The Automotive Sector and Staff from Overseas

Don’t panic! This is not a political article, and it does steer clear of Donald Trump – but, I hold up my hands, it does discuss Brexit.

Are you still reading? I hope so. Because we are talking here about the automotive sector and how to cater for non UK workers

So let’s start with some facts.

We don’t have the exact numbers – because being a member of the EU we don’t have to register EU workers as ‘foreign’ – but it is estimated that of the UK’s 31 million workers, 2 million were born in the EEA and some 2.4 million are from ‘the rest of the world’. This means that EU workers represent some 6% of workers in the UK and ‘rest of the world’ workers in the UK are some 9%. These figures are according to the Social Market Foundation May 2016.

If we look at the UK automotive sector we know there is a skills shortage. Indeed, according to the Society of Motor Manufacturers & Traders Industry Forum of 2015 at that point we had a skilled worker shortfall of some 5,000.

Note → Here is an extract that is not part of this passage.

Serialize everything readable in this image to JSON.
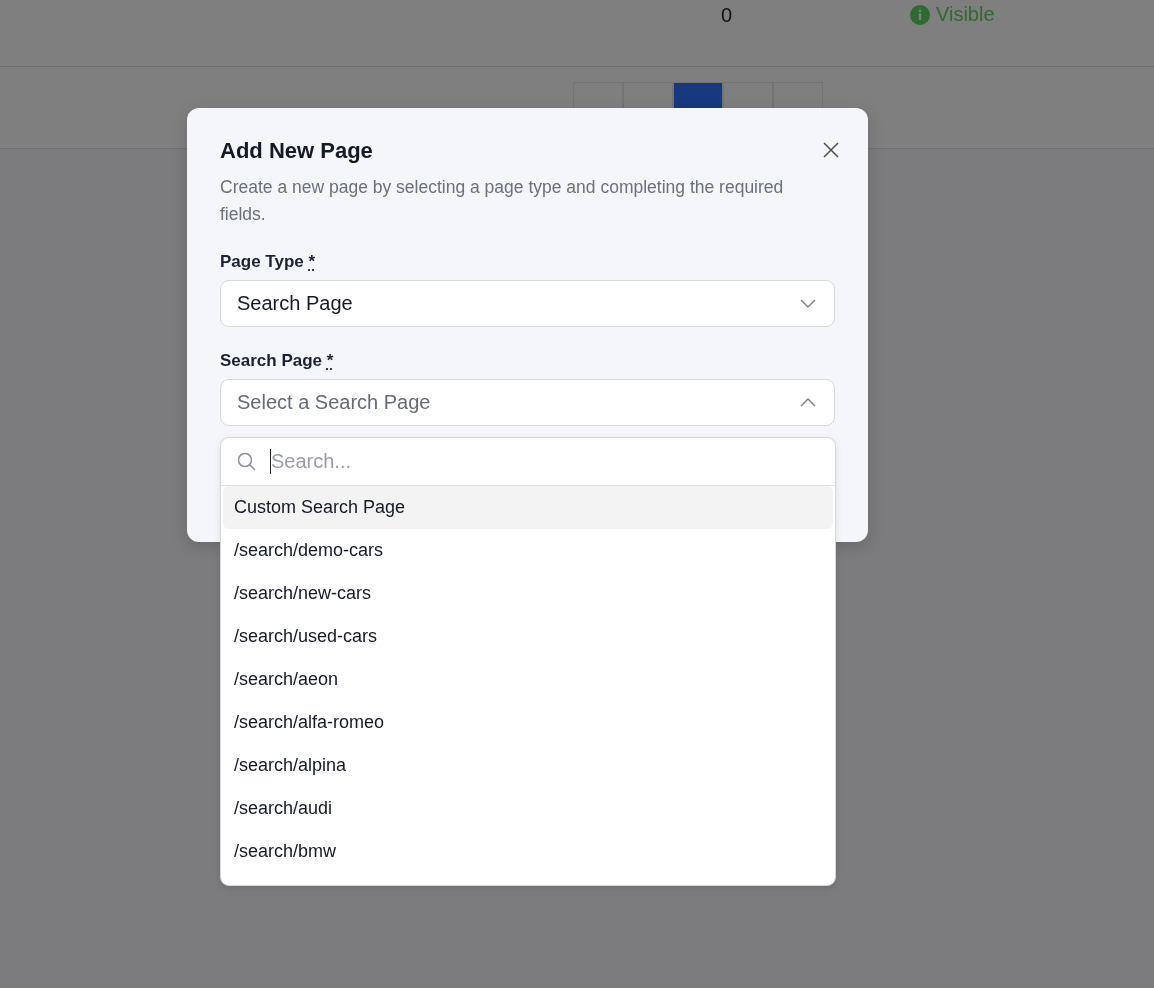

It’s difficult to find numbers for how many vehicle technicians and other retailer roles are taken by non UK born citizens, but the NFDA (National Franchised Dealers Association) suggests there are approximately 4,900 franchised dealers in the UK, employing 200,000 people. A figure between 6% and 9% suggests we have between 12,000 and 18,000 non UK born workers in franchised dealerships alone.

So, what is happening with the rights of EU residents to work in the UK post Brexit? The answer is, that as things stand we don’t know. We’re living through a time of great change, and the automotive sector is not immune: lots of facts, lots of confusion, lots of uncertainty.

Let’s leave the facts behind for a moment and think about the people who make up the many thousands who work in the sector - people in your business right now and how they and their families might be feeling. They have made a commitment to move to the UK and are in work quite legally, and now it seems their jobs could be under threat and they may have to apply for citizenship, apply for a working visa or consider returning home. There is an emotional price to pay for that uncertainty, never mind the anecdotal press stories we hear of threatening and inappropriate comments and worse against ‘migrant workers’.

And we are not alone as a sector. It is reported that the NHS, and social care in particular, is being hit hard in recruiting and retaining this sector of employees and that uncertainty at best - and bullying at worse - is placing extra strain on employee morale.

So, if you employ EU or non UK nationals what should you do? How can you keep their motivation and engagement buoyant when they are uncertain as to what the future holds?

Unfortunately, you can’t reassure them what will happen to their employment status, as we don’t know. As ever honesty is the best policy. What we can offer is support. Support that they are valued and welcome as long as the law is as it is and that you will support them in any change to the situation.

Certainly in your work place you should not accept bullying or even ‘banter’ at this time aimed at people who are feeling uncertain and there are things you as a manager can do. The Equality Act of 2010 defines harassment as “unwanted conduct related to a relevant protected characteristic, which has the purpose or effect of violating an individual’s dignity or creating an intimidating, hostile, degrading, humiliating or offensive environment for that individual”. So your colleagues’ Brexit ‘banter’ aimed at a non UK worker who is feeling vulnerable could easily land you in a harassment claim.

A recent Gallup survey - State of the American Manager: Analytics and Advice for Leaders, 2016 - found that 67% of employees whose managers focused on their strengths were fully engaged in their work, as compared to only 31% of employees whose managers focused on their weaknesses. Put simply, positive feedback from a boss saying a worker is doing a good job, having a thank you and a pat on the back for work well done is far more beneficial than finding fault.

Maybe it is time in your next review, or even over a coffee, to simply say that you value somebody and the contribution they make – positive feedback goes a long way, and whatever the future brings we all like to feel wanted and valued.


Malcolm is RTS Group’s Managing Director so he oversees everything in the company and spends a large proportion of his time on new business development. He joined us initially as an associate, setting up the Mazda Academy, and became MD in 2013. He is a Fellow of the Institute of the Motor Industry.

Malcolm’s background is as a freelance trainer, largely in the automotive sector but also within the finance industry. His first ever job was as a paperboy – he delivered 40 papers a day from 6am, and was paid double on a Sunday because of the weight he had to carry!

He admits he has a somewhat untidy desk and should probably get the coffees in a bit more often, but his good humour and go-getting approach means the team let him off. In his spare time, Malcolm is a rugby referee travelling across the south of England, and he has three grown-up children. Malcolm describes himself as “curious” which makes him the perfect person to explore new opportunities for RTS Group.